Respondent has sought to rely upon our decision in Josephine Hopkins Tucker, supra, and the agreement of the parties in Harold Payne Whitmore, B. T. A. Docket No. 106289, to collaterally estop petitioners here from denying those propositions which would lead to a holding for respondent in this proceeding. Petitioners have presented arguments intended to avoid application of the doctrine of collateral estoppel. Even under respondent's approach, only Josephine and
Decisions will be entered under Rule 50.
(a) General. — A transfer (other than by gift, inheritance, or devise) of property consisting of all substantial rights to a patent, or an undivided interest therein which includes a part of all such rights, by any holder shall be considered the sale or exchange of a capital asset held for more than 6 months, regardless of whether or not payments in consideration of such transfer are —
(1) payable periodically over a period generally coterminous with the transferee's use of the patent, or
(2) contingent on the productivity, use, or disposition of the property transferred.
* * *
(c) Effective Date. — This section shall be applicable with regard to any amounts received, or payments made, pursuant to a transfer described in subsection (a) in any taxable year to which this subtitle applies, regardless of the taxable year in which such transfer occurred.
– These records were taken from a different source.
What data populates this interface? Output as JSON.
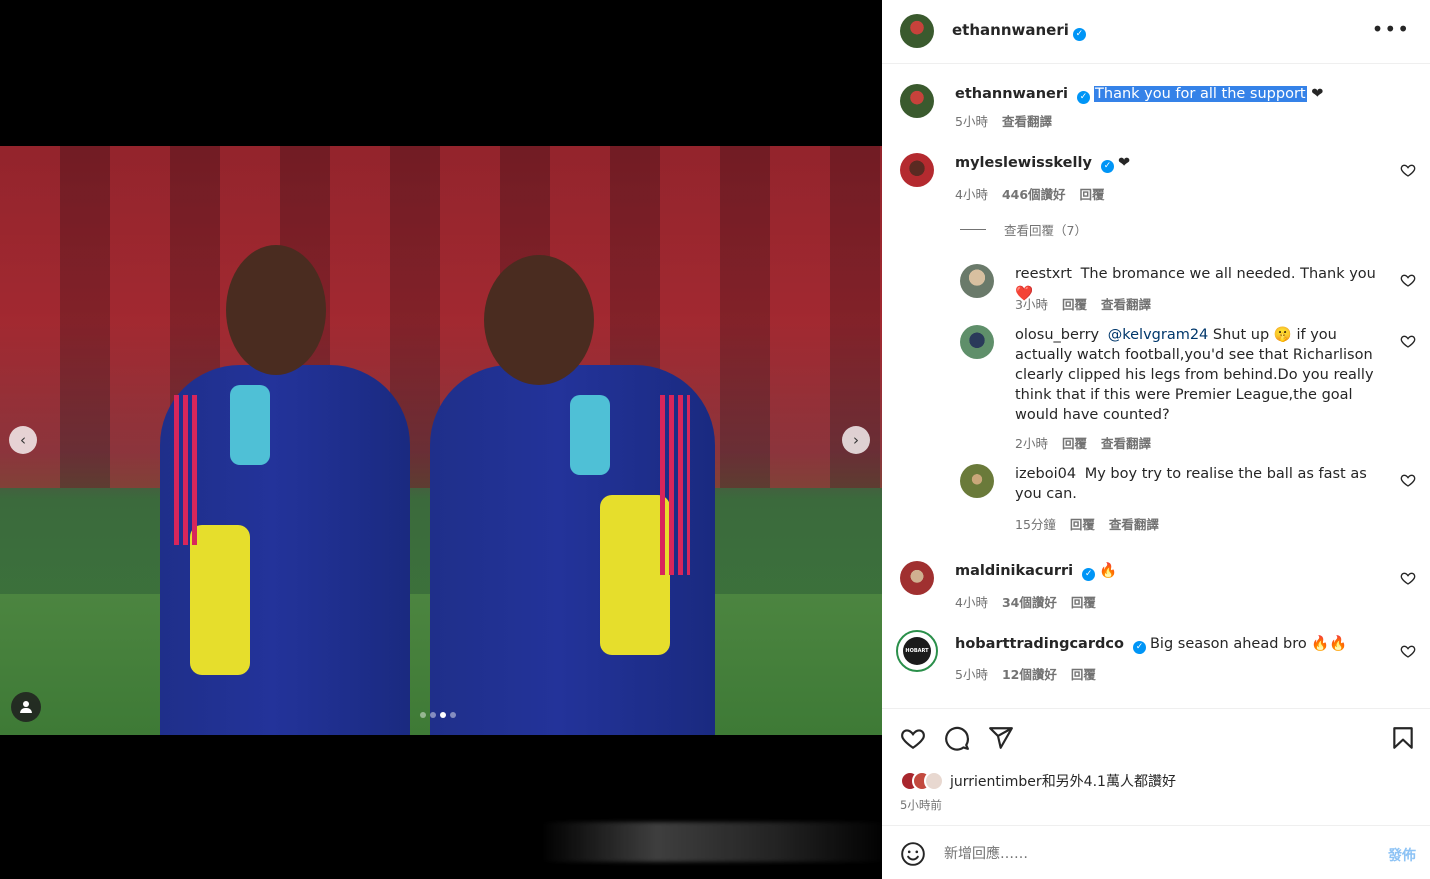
{
  "post": {
    "author": "ethannwaneri",
    "verified": true,
    "more_icon": "more-horizontal-icon",
    "media": {
      "slides": 4,
      "active_slide": 3,
      "prev_icon": "chevron-left-icon",
      "next_icon": "chevron-right-icon",
      "tag_icon": "user-tag-icon"
    }
  },
  "caption": {
    "user": "ethannwaneri",
    "text_highlighted": "Thank you for all the support",
    "text_suffix": " ❤",
    "time": "5小時",
    "translate": "查看翻譯"
  },
  "comments": [
    {
      "user": "myleslewisskelly",
      "verified": true,
      "text": "❤",
      "time": "4小時",
      "likes": "446個讚好",
      "reply": "回覆"
    }
  ],
  "view_replies": "查看回覆（7）",
  "replies": [
    {
      "user": "reestxrt",
      "text": "The bromance we all needed. Thank you ❤️",
      "time": "3小時",
      "reply": "回覆",
      "translate": "查看翻譯"
    },
    {
      "user": "olosu_berry",
      "mention": "@kelvgram24",
      "text": "Shut up 🤫 if you actually watch football,you'd see that Richarlison clearly clipped his legs from behind.Do you really think that if this were Premier League,the goal would have counted?",
      "time": "2小時",
      "reply": "回覆",
      "translate": "查看翻譯"
    },
    {
      "user": "izeboi04",
      "text": "My boy try to realise the ball as fast as you can.",
      "time": "15分鐘",
      "reply": "回覆",
      "translate": "查看翻譯"
    }
  ],
  "more_comments": [
    {
      "user": "maldinikacurri",
      "verified": true,
      "text": "🔥",
      "time": "4小時",
      "likes": "34個讚好",
      "reply": "回覆"
    },
    {
      "user": "hobarttradingcardco",
      "verified": true,
      "text": "Big season ahead bro 🔥🔥",
      "time": "5小時",
      "likes": "12個讚好",
      "reply": "回覆",
      "avatar_text": "HOBART"
    }
  ],
  "actions": {
    "like_icon": "heart-icon",
    "comment_icon": "comment-icon",
    "share_icon": "send-icon",
    "save_icon": "bookmark-icon"
  },
  "likes": {
    "user": "jurrientimber",
    "suffix": "和另外4.1萬人都讚好"
  },
  "posted_ago": "5小時前",
  "add_comment": {
    "emoji_icon": "emoji-icon",
    "placeholder": "新增回應……",
    "post_label": "發佈"
  }
}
(a) Payments Considered as Distributive Share or Guaranteed Payment. — Payments made in liquidation of the interest of a retiring partner or a deceased partner shall, except as provided in subsection (b), be considered —
(1) as a distributive share to the recipient of partnership income if the amount thereof is determined with regard to the income of the partnership, or
(2) as a guaranteed payment described in section 707(c) if the amount thereof is determined without regard to the income of the partnership.
(b) Payments for Interest in Partnership. —
(1) General rule. — Payments made in liquidation of the interest of a retiring partner or a deceased partner shall, to the extent such payments (other than payments described in paragraph (2)) are determined, under regulations prescribed by the Secretary or his delegate, to be made in exchange for the interest of such partner in partnership property, be considered as a distribution by the partnership and not as a distributive share or guaranteed payment under subsection (a).
(2) Special rules. — For purposes of this subsection, payments in exchange for an interest in partnership property shall not include amounts paid for —
(A) unrealized receivables of the partnership (as defined in section 751(c)), or
(B) good will of the partnership, except to the extent that the partnership agreement provides for a payment with respect to good will.
In the case of a sale or exchange of an interest in a partnership, gain or loss shall be recognized to the transferor partner. Such gain or loss shall be considered as gain or loss from the sale or exchange of a capital asset, except as otherwise provided in section 751 (relating to unrealized receivables and inventory items which have appreciated substantially in value).